**What the task asks:** Every record shown here must be duplicated without change.

Web page and app entries
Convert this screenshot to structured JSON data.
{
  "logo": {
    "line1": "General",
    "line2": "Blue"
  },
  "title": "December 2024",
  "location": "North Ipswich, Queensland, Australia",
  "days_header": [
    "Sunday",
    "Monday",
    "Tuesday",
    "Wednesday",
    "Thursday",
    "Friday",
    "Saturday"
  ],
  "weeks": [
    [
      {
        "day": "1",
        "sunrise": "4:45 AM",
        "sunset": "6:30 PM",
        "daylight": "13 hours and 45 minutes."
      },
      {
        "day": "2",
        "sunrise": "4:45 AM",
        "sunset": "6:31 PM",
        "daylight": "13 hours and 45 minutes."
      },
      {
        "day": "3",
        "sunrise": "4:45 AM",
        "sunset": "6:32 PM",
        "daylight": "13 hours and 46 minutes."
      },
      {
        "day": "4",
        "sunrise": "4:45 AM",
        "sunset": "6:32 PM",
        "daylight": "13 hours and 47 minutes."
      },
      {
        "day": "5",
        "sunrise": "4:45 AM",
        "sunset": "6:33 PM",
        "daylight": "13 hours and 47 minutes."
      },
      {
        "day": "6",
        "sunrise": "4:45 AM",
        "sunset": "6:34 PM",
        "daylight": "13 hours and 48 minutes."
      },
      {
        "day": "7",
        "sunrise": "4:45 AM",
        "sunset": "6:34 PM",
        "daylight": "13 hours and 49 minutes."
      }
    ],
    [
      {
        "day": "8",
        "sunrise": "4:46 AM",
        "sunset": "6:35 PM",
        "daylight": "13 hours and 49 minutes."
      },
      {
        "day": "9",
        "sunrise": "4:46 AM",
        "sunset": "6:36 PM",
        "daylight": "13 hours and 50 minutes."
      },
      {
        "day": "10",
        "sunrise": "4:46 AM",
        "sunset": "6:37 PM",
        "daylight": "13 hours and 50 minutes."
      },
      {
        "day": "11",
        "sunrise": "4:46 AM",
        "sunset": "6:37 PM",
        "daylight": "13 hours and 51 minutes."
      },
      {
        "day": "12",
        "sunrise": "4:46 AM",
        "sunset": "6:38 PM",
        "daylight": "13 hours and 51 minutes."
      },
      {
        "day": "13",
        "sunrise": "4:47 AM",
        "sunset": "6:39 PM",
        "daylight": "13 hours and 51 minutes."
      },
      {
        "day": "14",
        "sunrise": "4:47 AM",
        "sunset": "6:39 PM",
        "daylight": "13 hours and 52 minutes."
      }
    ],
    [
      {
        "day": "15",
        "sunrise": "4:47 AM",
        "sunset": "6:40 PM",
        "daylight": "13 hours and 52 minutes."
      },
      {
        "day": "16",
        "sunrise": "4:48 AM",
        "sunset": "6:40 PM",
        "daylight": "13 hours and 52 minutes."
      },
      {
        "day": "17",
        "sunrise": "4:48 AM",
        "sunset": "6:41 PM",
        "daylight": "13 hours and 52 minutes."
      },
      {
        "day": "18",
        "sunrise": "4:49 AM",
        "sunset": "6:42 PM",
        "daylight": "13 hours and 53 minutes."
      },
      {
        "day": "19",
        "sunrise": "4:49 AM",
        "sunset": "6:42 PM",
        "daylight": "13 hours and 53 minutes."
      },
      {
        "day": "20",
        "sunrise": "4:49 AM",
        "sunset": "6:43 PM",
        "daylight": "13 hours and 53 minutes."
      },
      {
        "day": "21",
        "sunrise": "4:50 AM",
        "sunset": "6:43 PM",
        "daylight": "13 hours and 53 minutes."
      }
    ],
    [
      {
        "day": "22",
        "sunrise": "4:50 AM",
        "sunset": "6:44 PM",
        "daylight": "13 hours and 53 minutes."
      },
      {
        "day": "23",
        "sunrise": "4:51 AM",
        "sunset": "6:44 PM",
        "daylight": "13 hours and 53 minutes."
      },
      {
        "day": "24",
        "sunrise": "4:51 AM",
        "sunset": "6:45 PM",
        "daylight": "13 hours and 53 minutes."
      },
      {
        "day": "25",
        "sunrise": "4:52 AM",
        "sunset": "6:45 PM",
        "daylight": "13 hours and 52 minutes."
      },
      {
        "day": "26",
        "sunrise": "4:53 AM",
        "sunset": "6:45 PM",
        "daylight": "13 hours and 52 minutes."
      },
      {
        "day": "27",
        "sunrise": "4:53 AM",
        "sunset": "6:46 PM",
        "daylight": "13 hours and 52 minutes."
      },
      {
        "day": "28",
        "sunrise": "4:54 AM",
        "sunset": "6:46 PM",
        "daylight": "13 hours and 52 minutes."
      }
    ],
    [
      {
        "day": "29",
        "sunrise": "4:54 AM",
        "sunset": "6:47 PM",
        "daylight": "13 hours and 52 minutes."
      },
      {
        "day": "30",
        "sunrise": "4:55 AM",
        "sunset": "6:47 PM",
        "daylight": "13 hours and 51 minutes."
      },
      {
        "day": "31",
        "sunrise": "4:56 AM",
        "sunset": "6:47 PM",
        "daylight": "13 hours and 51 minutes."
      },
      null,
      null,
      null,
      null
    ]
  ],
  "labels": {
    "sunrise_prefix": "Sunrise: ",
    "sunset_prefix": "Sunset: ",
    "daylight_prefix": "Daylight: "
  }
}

**Result for this task:**
Convert this screenshot to structured JSON data.
{
  "logo": {
    "line1": "General",
    "line2": "Blue"
  },
  "title": "December 2024",
  "location": "North Ipswich, Queensland, Australia",
  "days_header": [
    "Sunday",
    "Monday",
    "Tuesday",
    "Wednesday",
    "Thursday",
    "Friday",
    "Saturday"
  ],
  "weeks": [
    [
      {
        "day": "1",
        "sunrise": "4:45 AM",
        "sunset": "6:30 PM",
        "daylight": "13 hours and 45 minutes."
      },
      {
        "day": "2",
        "sunrise": "4:45 AM",
        "sunset": "6:31 PM",
        "daylight": "13 hours and 45 minutes."
      },
      {
        "day": "3",
        "sunrise": "4:45 AM",
        "sunset": "6:32 PM",
        "daylight": "13 hours and 46 minutes."
      },
      {
        "day": "4",
        "sunrise": "4:45 AM",
        "sunset": "6:32 PM",
        "daylight": "13 hours and 47 minutes."
      },
      {
        "day": "5",
        "sunrise": "4:45 AM",
        "sunset": "6:33 PM",
        "daylight": "13 hours and 47 minutes."
      },
      {
        "day": "6",
        "sunrise": "4:45 AM",
        "sunset": "6:34 PM",
        "daylight": "13 hours and 48 minutes."
      },
      {
        "day": "7",
        "sunrise": "4:45 AM",
        "sunset": "6:34 PM",
        "daylight": "13 hours and 49 minutes."
      }
    ],
    [
      {
        "day": "8",
        "sunrise": "4:46 AM",
        "sunset": "6:35 PM",
        "daylight": "13 hours and 49 minutes."
      },
      {
        "day": "9",
        "sunrise": "4:46 AM",
        "sunset": "6:36 PM",
        "daylight": "13 hours and 50 minutes."
      },
      {
        "day": "10",
        "sunrise": "4:46 AM",
        "sunset": "6:37 PM",
        "daylight": "13 hours and 50 minutes."
      },
      {
        "day": "11",
        "sunrise": "4:46 AM",
        "sunset": "6:37 PM",
        "daylight": "13 hours and 51 minutes."
      },
      {
        "day": "12",
        "sunrise": "4:46 AM",
        "sunset": "6:38 PM",
        "daylight": "13 hours and 51 minutes."
      },
      {
        "day": "13",
        "sunrise": "4:47 AM",
        "sunset": "6:39 PM",
        "daylight": "13 hours and 51 minutes."
      },
      {
        "day": "14",
        "sunrise": "4:47 AM",
        "sunset": "6:39 PM",
        "daylight": "13 hours and 52 minutes."
      }
    ],
    [
      {
        "day": "15",
        "sunrise": "4:47 AM",
        "sunset": "6:40 PM",
        "daylight": "13 hours and 52 minutes."
      },
      {
        "day": "16",
        "sunrise": "4:48 AM",
        "sunset": "6:40 PM",
        "daylight": "13 hours and 52 minutes."
      },
      {
        "day": "17",
        "sunrise": "4:48 AM",
        "sunset": "6:41 PM",
        "daylight": "13 hours and 52 minutes."
      },
      {
        "day": "18",
        "sunrise": "4:49 AM",
        "sunset": "6:42 PM",
        "daylight": "13 hours and 53 minutes."
      },
      {
        "day": "19",
        "sunrise": "4:49 AM",
        "sunset": "6:42 PM",
        "daylight": "13 hours and 53 minutes."
      },
      {
        "day": "20",
        "sunrise": "4:49 AM",
        "sunset": "6:43 PM",
        "daylight": "13 hours and 53 minutes."
      },
      {
        "day": "21",
        "sunrise": "4:50 AM",
        "sunset": "6:43 PM",
        "daylight": "13 hours and 53 minutes."
      }
    ],
    [
      {
        "day": "22",
        "sunrise": "4:50 AM",
        "sunset": "6:44 PM",
        "daylight": "13 hours and 53 minutes."
      },
      {
        "day": "23",
        "sunrise": "4:51 AM",
        "sunset": "6:44 PM",
        "daylight": "13 hours and 53 minutes."
      },
      {
        "day": "24",
        "sunrise": "4:51 AM",
        "sunset": "6:45 PM",
        "daylight": "13 hours and 53 minutes."
      },
      {
        "day": "25",
        "sunrise": "4:52 AM",
        "sunset": "6:45 PM",
        "daylight": "13 hours and 52 minutes."
      },
      {
        "day": "26",
        "sunrise": "4:53 AM",
        "sunset": "6:45 PM",
        "daylight": "13 hours and 52 minutes."
      },
      {
        "day": "27",
        "sunrise": "4:53 AM",
        "sunset": "6:46 PM",
        "daylight": "13 hours and 52 minutes."
      },
      {
        "day": "28",
        "sunrise": "4:54 AM",
        "sunset": "6:46 PM",
        "daylight": "13 hours and 52 minutes."
      }
    ],
    [
      {
        "day": "29",
        "sunrise": "4:54 AM",
        "sunset": "6:47 PM",
        "daylight": "13 hours and 52 minutes."
      },
      {
        "day": "30",
        "sunrise": "4:55 AM",
        "sunset": "6:47 PM",
        "daylight": "13 hours and 51 minutes."
      },
      {
        "day": "31",
        "sunrise": "4:56 AM",
        "sunset": "6:47 PM",
        "daylight": "13 hours and 51 minutes."
      },
      null,
      null,
      null,
      null
    ]
  ],
  "labels": {
    "sunrise_prefix": "Sunrise: ",
    "sunset_prefix": "Sunset: ",
    "daylight_prefix": "Daylight: "
  }
}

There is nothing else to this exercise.